Like other studies, we did not find a statistically significant effect of sex on contrafreeloading (Lindqvist and Jensen 2008; Vasconcellos et al. 2012). However, in the current study, the four cats who did show a tendency to contrafreeload were all males, and the two cats who did not eat any food from the puzzle were both females. Male cats are more prone to obesity (Lund et al. 2005) and may be more food motivated in general. Our findings suggest the sex of the cat should be considered in future studies.

Future research can further explore contrafreeloading in cats by introducing different types of food puzzles or operant behaviors necessary for obtaining food. Changing the value of the food offered may also increase contrafreeloading, as novelty of food items increases the level of reinforcement (Inglis et al. 1997). The effects of foraging enrichment on cat welfare and health indicators should also be assessed. A presentation of case studies found positive effects of food puzzles for domestic cats, such as weight reduction and an improvement of behavioral health (Dantas et al. 2016), but puzzles do not appear to increase overall activity levels (Naik et al. 2018).

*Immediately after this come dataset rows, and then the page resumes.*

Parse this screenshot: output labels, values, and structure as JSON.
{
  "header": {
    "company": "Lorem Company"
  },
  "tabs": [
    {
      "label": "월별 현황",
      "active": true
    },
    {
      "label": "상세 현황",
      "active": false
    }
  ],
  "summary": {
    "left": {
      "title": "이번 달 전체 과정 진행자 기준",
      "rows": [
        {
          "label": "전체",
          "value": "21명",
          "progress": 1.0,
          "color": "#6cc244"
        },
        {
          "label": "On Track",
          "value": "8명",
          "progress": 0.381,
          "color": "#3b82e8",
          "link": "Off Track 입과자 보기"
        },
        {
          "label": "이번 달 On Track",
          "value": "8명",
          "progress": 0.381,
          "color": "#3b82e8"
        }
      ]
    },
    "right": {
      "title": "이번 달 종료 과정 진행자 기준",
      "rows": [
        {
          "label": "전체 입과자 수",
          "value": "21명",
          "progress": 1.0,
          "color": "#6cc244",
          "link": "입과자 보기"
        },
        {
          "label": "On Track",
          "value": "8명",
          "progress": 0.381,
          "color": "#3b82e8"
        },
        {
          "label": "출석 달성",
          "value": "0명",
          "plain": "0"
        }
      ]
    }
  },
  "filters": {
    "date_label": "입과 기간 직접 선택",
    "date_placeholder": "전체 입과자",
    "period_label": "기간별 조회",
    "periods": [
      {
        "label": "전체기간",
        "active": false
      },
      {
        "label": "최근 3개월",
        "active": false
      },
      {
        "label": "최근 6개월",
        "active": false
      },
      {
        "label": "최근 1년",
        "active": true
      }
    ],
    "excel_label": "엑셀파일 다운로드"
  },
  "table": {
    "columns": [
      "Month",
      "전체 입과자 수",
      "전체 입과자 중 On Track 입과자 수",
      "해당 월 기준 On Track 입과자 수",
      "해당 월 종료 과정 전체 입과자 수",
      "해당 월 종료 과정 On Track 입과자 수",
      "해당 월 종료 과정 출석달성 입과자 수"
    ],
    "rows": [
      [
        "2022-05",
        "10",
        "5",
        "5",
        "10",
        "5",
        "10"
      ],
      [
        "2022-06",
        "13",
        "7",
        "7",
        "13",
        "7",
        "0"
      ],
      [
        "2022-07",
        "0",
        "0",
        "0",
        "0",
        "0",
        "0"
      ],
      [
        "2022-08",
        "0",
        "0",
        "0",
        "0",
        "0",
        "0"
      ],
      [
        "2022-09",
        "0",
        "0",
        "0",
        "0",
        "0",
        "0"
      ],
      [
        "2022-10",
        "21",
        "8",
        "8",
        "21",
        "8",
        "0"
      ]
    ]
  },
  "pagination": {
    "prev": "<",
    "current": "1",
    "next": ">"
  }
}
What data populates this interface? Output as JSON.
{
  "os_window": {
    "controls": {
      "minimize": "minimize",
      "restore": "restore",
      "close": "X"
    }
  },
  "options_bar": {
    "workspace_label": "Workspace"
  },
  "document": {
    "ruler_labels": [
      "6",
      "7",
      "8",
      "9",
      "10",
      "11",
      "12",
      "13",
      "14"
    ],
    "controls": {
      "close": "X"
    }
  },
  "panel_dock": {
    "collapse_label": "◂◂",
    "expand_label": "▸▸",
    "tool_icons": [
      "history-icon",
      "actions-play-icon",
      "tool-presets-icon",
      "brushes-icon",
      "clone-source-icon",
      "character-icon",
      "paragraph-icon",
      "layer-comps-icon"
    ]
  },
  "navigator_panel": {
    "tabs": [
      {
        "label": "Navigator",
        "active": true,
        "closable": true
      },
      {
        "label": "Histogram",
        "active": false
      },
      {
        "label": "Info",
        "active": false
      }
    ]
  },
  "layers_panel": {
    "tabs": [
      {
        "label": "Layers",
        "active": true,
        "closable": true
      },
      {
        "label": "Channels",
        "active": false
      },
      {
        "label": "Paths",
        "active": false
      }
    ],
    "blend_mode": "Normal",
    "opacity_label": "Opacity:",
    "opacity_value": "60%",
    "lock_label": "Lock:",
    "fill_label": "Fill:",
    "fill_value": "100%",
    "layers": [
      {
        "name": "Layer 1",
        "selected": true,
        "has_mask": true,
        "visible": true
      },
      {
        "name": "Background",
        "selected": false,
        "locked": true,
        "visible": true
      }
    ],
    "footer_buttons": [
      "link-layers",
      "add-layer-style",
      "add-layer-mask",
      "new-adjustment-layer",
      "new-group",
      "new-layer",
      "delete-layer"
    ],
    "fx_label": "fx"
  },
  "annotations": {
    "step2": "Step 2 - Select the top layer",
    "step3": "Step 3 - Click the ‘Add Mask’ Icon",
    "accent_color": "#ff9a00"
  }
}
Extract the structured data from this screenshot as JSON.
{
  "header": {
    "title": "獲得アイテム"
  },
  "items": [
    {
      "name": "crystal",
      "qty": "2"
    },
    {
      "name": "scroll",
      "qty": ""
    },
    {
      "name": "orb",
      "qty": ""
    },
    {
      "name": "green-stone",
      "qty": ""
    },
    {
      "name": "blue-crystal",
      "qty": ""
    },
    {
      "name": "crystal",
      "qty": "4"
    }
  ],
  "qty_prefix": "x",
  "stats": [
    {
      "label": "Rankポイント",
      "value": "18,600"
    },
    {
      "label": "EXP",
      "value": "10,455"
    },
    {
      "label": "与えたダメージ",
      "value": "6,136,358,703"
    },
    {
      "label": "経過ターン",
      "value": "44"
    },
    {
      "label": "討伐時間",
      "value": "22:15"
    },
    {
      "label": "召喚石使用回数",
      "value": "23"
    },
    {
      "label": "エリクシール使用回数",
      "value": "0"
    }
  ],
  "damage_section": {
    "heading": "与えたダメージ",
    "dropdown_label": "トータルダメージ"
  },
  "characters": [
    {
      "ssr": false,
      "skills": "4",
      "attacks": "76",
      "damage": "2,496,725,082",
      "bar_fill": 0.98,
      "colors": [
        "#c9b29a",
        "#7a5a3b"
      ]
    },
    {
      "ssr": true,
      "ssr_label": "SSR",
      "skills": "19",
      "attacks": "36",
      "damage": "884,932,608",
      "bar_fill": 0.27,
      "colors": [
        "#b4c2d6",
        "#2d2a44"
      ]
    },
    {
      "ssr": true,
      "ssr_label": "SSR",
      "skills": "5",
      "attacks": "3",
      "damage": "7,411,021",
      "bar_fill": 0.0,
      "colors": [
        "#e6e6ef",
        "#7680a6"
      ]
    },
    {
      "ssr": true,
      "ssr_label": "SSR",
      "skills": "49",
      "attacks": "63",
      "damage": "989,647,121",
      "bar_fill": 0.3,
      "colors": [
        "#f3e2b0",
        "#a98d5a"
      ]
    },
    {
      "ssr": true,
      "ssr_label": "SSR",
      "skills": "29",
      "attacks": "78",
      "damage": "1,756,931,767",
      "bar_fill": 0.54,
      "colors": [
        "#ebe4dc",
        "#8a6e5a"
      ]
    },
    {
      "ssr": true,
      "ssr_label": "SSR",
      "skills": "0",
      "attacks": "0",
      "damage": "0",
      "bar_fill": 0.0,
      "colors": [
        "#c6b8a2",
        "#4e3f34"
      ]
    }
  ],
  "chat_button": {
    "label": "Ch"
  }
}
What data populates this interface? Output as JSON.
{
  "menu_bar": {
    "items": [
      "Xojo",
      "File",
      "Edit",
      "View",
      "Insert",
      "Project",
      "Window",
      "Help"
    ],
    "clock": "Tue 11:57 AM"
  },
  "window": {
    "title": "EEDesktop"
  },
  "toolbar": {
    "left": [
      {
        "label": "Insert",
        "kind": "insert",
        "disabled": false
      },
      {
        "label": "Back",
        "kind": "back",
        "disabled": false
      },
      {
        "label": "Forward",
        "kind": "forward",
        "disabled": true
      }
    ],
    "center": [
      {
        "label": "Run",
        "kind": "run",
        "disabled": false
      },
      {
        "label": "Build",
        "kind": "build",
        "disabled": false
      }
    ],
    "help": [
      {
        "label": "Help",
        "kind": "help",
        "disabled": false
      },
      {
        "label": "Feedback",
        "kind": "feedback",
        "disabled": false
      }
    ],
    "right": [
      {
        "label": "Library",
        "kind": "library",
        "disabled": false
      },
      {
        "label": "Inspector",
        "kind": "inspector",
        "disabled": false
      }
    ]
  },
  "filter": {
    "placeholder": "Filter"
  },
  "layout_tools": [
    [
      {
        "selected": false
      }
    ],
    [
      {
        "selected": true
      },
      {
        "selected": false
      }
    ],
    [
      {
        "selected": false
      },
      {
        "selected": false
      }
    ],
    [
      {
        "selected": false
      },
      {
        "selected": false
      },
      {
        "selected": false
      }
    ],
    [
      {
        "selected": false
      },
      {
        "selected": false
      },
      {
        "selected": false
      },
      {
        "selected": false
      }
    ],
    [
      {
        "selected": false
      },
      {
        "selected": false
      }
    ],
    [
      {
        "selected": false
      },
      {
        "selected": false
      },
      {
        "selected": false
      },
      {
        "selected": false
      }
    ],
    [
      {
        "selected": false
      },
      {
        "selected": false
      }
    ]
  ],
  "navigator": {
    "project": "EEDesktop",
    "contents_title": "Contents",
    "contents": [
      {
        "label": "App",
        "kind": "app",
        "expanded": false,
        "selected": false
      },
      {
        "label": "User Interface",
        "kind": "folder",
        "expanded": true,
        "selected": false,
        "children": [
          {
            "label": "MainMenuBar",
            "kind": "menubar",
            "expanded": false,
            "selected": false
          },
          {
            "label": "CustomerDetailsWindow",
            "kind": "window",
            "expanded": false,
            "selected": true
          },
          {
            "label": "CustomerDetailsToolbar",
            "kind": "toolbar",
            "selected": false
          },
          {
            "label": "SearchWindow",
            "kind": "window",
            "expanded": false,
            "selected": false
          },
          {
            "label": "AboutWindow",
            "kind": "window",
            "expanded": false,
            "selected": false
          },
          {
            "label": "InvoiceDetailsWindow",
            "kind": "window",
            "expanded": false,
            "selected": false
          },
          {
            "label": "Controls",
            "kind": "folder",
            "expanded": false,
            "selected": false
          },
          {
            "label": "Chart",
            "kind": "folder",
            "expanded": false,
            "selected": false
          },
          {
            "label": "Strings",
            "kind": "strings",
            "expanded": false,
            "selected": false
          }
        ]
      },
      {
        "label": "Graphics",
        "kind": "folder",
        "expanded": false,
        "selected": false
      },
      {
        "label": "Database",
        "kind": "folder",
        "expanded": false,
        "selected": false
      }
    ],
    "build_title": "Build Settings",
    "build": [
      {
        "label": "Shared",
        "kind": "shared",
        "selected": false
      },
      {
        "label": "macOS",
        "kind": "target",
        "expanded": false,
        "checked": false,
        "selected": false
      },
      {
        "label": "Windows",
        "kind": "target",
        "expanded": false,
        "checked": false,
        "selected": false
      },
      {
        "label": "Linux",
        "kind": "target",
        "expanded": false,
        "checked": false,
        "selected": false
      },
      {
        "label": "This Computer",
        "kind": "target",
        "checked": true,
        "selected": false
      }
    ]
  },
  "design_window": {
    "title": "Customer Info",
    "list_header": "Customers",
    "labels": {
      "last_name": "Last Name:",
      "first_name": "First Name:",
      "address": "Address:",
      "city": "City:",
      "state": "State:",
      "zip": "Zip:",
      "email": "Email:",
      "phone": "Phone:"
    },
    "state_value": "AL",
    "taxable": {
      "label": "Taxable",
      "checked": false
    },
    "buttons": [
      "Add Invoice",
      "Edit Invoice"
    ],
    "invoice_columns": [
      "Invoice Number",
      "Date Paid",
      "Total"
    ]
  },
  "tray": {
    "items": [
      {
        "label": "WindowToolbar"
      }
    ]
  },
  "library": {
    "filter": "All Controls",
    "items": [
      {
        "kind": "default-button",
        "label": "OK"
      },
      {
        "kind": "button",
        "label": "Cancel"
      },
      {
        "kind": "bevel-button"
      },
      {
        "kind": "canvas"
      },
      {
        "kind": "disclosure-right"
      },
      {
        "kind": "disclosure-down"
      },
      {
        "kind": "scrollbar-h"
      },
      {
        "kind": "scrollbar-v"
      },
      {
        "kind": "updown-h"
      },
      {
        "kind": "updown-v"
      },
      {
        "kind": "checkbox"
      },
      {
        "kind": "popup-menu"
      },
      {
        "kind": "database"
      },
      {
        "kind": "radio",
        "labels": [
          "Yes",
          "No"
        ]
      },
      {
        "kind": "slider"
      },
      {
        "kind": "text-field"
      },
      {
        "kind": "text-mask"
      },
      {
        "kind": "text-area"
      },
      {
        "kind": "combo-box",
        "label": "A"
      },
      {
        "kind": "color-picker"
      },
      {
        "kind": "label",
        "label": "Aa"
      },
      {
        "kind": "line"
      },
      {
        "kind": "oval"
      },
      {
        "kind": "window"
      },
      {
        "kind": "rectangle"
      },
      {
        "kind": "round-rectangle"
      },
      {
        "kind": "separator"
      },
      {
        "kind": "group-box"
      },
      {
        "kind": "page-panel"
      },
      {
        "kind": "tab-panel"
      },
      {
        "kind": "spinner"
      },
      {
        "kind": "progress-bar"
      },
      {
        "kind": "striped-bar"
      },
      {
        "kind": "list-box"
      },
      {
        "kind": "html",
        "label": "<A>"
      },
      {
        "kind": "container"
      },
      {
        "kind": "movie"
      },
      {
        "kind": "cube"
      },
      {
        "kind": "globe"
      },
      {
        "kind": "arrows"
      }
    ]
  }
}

Understanding contrafreeloading is important for captive and domestic animal welfare as foraging enrichment is a frequently used tool to provide choice and mental stimulation. The effects of such enrichment on the behavior of captive animals are rarely tested. For domestic cats, the provision of foraging enrichment may depend on the needs and food motivation of the individual animal, and may be best introduced as a choice to enhance welfare, as foraging enrichment has been suggested to do in other species (e.g., Tarou and Bashaw 2007).